The laidback lifestyle in Nice is one of the main attractions of this Mediterranean city. In the summertime, locals take advantage of the beautiful weather and head to one of the beaches. Expats will find that they too will start to embrace this lifestyle, lounging on outdoor terraces, sipping espressos in the morning, or having a glass of rosé along the Promenade des Anglais in the afternoon.

The 35-hour French work week and five weeks of paid vacation are two advantages of living in Nice, while the slow pace of life draws retirees looking for a place to relax. The lifestyle in Nice also provides professionals with plenty to do in their spare time. Many people take advantage of the promenade for running or cycling, and there are a variety of outdoor activities in the region, such as hiking or rock climbing.

While most activities in Nice focus on the outdoors, there are also plenty of museums and cultural sites to visit. The Matisse and Chagall museums are located in the Cimiez area, just a bus ride away from the centre of town. There is also a modern art museum in Place Garibaldi and the Asian art museum along the promenade.

English speakers will find that there is a large English community in the area and a variety of pubs in town. Expats can often find free language exchanges at these pubs. These are a great way of mingling with the locals while learning French. 

Shopping in Nice

Whether one is looking for the latest designer wear or vintage attire, a fully-equipped department store or quaint boutique, Nice has something to satisfy everyone’s shopping needs. A majority of the stores line Jean-Medecin, a street that runs through the centre of the city alongside the tram line. Here shoppers will find large stores such as Galeries Lafayette and FNAC, along with other chains such as H&M, Zara and Sephora.

If one is in the mood to window shop or check out the designer stores, be sure to walk down Avenue de Verdun and the Rue de Paradis with luxury stores such as Louis Vuitton, Hermès and Chanel. Other French stores such as The Kooples and Longchamp are also in this area.

Strolling through the Old Town, there are a variety of shops selling Italian leather, jewellery, and all types of spices and products typical of Provence. There are also plenty of vintage stores where one can score a Chanel bag for a great price on a good day. It is worth bearing in mind that many of the stores close during the two-hour break from 12pm to 2pm daily.

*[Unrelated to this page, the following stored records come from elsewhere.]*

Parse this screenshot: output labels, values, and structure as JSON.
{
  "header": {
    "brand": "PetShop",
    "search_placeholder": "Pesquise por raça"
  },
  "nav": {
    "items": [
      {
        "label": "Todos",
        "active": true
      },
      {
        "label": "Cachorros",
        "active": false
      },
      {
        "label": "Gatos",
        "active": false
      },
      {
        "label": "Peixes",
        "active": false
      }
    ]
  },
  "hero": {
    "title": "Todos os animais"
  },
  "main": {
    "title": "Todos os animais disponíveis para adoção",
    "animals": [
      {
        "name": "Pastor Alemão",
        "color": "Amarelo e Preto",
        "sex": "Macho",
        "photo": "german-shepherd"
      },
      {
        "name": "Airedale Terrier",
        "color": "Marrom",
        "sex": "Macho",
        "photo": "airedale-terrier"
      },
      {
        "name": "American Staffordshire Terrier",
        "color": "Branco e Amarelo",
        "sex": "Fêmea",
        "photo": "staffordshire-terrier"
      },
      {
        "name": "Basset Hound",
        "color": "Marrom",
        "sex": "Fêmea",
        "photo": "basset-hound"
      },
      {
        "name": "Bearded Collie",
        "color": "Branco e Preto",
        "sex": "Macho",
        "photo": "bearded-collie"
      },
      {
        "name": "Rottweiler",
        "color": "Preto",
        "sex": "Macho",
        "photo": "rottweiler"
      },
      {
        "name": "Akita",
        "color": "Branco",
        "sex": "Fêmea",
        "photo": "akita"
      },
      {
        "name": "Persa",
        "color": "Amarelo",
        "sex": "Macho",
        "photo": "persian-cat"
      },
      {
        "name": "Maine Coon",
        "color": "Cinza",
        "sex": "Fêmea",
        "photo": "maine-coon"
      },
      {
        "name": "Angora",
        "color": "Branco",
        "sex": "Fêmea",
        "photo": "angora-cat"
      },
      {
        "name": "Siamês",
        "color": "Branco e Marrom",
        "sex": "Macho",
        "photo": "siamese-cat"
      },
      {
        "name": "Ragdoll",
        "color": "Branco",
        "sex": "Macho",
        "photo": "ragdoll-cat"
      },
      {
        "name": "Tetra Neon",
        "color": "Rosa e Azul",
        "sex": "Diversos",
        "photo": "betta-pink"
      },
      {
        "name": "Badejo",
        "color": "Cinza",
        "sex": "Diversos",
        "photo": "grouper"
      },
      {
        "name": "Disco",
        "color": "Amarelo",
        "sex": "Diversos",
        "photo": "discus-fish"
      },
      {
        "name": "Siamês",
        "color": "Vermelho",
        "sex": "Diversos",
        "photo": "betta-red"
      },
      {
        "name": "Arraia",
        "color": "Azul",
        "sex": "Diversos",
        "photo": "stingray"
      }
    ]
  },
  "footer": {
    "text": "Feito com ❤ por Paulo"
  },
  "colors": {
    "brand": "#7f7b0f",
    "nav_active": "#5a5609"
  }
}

Sales take place twice a year in France, in January and July. If shoppers can hold out, prices continue to get lower throughout the length of the sale. 

Eating out in Nice

Since Nice is on the Mediterranean and bordering Italy, many of its restaurants are known for their seafood and Italian cuisine. The port has a variety of restaurants to choose from with outdoor tables facing the harbour.

Expats can also take a walk into the Old Town and choose from one of the restaurants lining the Cours Saleya with fresh seafood on display outside. Although this may be one of the more touristy areas, it is great for people-watching or enjoying the flower market during the day and jewellery stands at night in the summertime.

Moules frites and salade niçoise are two must-have dishes, but Nice also has other specialities that are particular to the region. Some of the dishes include pan bagnat, a salade niçoise served as a sandwich in a bun; tourte de blettes, a Swiss chard tart; pissaladière, an onion tart; farcis, stuffed vegetables; and socca, a crêpe-like pancake made with chickpea flour. Head into the heart of the Old Town and try a sampler platter of Niçoise specialities and sit down at a picnic table in the midst of the shopping area.

A service charge is usually included in the bill, but most people usually leave a few euros as a tip if they enjoyed the food. 

Nightlife in Nice

When it comes to nightlife, Nice is like the laid-back little sister in between two places known for their extravagant parties – Cannes and Monaco. Most locals will go out for a drink in the Old Town at one of the bars, but there are also places to go if one is in the mood to dance. Most bars close promptly at 2am, but a few will stay open until around 4am. If bottle service is out of the budget, there are plenty of happy hour options and bars catering to students.

Those looking for a casual drink can stop by one of the busiest streets in the Old Town, the Rue de la Préfecture. There are some great venues for sitting at outdoor tables and taking in the atmosphere.